Do I really need to wake a sleeping newborn to feed them? I have a friend with a newborn who wakes him every two to three hours to feed: Is this necessary? The internet has mixed responses but generally says yes, varying from two to three hours to up to five. I’d prefer to let my child sleep until they are hungry and wake themselves up. I’m expecting a baby in May, so not sure what to do here. Appreciate any data!—Liz
To answer this, it’s worth starting with why waking them to feed would be recommended. The worry is that if you did not, your baby wouldn’t get enough food. If a newborn is struggling to gain weight, going too long between feedings may make the problem worse.
For this reason, in the very beginning of their life, before a baby has gained back their birth weight, there is sometimes a recommendation to wake them to eat, just to make sure they start to gain. Once weight gain is established, this concern dramatically lessens. In that case, letting them sleep until they wake up can work. Some people suggest waking a baby during the day, to eat more frequently, and then letting them sleep more at night.
This is all really based on some kind of broad understanding of infant needs, but not on data.
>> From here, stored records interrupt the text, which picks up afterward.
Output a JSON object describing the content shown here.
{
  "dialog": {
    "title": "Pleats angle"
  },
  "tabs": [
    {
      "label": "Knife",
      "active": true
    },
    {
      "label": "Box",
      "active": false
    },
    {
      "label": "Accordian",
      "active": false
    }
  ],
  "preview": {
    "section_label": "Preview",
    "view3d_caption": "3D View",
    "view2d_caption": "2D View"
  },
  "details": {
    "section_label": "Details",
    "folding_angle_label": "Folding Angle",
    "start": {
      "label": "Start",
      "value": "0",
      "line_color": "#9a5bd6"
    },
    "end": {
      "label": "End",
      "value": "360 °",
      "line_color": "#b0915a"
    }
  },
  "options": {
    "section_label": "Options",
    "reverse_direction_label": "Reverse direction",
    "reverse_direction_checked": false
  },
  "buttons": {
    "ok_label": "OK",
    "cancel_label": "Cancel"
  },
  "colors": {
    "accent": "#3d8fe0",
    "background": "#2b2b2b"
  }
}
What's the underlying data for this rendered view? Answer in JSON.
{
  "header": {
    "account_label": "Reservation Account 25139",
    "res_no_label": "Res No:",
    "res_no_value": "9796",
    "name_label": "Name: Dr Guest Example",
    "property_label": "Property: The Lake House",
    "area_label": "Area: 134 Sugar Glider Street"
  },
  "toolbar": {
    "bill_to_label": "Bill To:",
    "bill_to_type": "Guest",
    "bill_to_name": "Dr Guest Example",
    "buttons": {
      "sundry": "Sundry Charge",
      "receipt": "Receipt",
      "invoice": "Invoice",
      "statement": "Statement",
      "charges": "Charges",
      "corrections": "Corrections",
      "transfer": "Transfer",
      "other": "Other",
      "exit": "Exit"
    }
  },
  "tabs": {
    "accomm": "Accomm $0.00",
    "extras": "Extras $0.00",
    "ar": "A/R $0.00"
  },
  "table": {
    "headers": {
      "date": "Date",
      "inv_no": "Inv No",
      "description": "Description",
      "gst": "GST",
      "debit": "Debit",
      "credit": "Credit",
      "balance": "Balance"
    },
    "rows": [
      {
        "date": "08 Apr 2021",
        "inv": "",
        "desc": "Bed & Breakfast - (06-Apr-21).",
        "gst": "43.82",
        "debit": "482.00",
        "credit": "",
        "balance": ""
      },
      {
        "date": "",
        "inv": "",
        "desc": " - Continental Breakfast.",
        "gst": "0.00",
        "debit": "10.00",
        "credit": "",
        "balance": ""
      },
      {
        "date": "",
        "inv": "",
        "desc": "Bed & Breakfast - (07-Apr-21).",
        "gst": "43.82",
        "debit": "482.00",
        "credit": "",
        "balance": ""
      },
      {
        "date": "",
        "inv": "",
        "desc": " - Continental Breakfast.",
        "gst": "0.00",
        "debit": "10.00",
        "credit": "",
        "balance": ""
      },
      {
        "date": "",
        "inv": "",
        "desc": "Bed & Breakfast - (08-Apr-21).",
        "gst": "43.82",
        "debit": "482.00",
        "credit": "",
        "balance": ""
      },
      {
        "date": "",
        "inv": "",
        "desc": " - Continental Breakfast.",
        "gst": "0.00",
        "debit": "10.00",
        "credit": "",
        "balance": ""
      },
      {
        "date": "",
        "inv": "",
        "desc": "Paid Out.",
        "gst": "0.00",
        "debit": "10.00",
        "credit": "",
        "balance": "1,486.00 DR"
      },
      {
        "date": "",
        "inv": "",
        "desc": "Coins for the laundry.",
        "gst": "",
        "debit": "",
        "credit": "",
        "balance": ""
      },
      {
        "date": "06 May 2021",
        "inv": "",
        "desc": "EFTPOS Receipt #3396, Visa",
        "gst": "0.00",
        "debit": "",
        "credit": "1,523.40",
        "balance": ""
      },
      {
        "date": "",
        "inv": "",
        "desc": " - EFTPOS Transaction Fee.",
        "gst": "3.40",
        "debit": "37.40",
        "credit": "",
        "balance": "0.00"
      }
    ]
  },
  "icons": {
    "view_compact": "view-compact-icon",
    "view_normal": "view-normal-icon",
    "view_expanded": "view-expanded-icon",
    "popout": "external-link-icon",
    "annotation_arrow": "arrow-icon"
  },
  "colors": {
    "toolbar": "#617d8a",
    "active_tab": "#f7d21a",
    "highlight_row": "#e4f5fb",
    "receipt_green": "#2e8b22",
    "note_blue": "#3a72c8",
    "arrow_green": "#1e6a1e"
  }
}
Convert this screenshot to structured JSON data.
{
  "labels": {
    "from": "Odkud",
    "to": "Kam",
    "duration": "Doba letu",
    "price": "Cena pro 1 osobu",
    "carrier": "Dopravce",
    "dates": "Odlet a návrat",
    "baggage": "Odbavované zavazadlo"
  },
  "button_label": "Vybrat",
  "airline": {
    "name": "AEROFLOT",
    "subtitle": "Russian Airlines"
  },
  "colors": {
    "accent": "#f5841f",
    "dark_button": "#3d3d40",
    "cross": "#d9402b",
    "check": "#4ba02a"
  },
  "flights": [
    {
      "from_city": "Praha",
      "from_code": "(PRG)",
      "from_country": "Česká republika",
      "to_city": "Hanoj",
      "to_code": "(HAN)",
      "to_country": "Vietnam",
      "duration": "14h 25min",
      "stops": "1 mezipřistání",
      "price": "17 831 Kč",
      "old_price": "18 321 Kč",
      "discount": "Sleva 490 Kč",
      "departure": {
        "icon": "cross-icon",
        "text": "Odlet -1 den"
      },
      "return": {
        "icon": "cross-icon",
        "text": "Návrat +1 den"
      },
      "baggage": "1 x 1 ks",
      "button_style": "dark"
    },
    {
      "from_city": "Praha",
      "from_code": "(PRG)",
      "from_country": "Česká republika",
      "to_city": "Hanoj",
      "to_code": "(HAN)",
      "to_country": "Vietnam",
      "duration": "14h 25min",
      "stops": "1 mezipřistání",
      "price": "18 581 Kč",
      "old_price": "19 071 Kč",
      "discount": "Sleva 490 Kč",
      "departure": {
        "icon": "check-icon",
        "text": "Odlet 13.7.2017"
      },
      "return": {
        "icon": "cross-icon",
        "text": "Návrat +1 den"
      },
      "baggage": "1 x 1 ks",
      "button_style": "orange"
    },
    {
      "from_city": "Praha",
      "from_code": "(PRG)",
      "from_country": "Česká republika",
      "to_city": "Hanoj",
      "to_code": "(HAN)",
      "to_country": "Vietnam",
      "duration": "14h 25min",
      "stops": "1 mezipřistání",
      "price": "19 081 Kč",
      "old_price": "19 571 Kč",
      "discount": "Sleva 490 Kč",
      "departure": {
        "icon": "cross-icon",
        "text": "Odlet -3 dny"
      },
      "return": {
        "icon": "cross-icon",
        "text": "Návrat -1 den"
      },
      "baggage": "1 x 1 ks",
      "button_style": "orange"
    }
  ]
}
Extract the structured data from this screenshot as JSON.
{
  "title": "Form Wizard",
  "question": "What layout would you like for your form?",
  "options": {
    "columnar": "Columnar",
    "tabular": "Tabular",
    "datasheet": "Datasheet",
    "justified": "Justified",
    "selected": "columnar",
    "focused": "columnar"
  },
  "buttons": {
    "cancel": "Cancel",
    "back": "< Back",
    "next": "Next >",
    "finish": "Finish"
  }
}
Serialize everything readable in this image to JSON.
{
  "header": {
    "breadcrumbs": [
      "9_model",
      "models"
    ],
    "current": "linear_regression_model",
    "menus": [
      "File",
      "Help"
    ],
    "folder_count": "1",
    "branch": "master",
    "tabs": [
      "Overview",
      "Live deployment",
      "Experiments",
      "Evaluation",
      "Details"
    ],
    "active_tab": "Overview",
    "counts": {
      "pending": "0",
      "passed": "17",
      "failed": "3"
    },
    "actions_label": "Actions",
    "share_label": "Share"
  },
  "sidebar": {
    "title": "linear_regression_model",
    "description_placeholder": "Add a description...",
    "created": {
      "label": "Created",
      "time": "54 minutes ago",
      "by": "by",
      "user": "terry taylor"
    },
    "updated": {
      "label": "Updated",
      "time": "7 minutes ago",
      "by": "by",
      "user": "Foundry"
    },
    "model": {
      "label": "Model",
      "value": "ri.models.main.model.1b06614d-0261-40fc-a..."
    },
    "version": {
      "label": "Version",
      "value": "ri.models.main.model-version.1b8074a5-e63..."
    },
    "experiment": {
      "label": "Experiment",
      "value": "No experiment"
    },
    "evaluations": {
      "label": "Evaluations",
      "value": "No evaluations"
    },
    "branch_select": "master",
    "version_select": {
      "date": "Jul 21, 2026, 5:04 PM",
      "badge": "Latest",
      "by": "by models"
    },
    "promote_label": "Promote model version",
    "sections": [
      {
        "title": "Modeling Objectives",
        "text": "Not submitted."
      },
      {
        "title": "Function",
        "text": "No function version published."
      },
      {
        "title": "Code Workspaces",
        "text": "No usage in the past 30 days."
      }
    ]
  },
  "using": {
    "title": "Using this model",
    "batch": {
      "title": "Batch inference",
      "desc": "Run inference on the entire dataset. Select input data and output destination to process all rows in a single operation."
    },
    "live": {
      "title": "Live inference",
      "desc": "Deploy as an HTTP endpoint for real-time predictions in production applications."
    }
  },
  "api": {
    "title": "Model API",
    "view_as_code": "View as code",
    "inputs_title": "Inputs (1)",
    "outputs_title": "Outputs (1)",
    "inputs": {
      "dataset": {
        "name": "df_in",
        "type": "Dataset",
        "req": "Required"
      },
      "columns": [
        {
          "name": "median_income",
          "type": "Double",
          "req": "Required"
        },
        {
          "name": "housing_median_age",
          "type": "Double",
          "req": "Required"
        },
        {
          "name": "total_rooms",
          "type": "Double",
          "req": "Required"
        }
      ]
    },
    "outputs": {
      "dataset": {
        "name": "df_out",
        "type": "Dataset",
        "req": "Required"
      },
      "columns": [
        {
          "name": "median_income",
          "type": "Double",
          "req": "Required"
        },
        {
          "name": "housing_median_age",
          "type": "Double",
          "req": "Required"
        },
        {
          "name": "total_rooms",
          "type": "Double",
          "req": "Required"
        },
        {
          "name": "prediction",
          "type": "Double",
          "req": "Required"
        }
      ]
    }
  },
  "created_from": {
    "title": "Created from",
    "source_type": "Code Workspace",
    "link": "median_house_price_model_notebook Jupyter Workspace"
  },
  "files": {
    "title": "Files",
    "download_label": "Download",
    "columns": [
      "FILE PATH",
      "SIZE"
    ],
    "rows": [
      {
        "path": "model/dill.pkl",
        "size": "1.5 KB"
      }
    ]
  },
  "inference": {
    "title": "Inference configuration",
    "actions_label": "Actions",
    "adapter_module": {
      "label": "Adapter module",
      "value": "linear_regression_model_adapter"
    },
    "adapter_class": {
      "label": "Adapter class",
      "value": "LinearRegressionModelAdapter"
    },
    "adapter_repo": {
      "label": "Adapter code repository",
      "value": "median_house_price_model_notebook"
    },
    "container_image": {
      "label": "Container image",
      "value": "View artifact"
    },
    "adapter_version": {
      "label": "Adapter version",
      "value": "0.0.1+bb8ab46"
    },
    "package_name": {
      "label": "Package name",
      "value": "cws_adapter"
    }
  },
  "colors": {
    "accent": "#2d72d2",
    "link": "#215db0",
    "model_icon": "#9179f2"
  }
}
I looked pretty hard but could find no evidence at all that touched on this specific question. Effectively, all we have is logic.